━━ AVAILABLE RECORDS ━━

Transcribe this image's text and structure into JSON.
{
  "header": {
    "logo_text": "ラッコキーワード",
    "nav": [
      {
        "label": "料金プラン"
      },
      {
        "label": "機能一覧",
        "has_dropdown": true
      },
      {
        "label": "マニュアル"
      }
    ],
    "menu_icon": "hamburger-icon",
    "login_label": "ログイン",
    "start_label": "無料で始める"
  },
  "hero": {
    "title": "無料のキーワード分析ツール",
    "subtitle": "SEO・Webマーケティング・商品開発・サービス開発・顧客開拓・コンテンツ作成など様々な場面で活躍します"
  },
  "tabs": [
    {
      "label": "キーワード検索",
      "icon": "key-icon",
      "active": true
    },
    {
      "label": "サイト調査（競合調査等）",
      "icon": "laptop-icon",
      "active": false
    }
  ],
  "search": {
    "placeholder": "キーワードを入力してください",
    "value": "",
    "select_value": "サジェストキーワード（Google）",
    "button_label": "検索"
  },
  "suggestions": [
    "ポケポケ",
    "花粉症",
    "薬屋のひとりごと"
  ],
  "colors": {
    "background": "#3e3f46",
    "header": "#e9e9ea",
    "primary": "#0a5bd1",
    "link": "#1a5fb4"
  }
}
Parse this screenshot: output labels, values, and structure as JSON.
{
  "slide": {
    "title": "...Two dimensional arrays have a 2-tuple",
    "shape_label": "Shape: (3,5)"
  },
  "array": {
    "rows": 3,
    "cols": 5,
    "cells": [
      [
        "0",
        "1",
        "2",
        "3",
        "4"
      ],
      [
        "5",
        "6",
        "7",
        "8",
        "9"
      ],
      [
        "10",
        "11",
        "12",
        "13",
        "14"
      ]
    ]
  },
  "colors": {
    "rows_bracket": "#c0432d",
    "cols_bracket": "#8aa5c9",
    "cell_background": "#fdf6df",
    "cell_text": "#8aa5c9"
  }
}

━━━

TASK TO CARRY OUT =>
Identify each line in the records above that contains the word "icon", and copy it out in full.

EXERCISE SOLUTION =>
    "menu_icon": "hamburger-icon",
      "icon": "key-icon",
      "icon": "laptop-icon",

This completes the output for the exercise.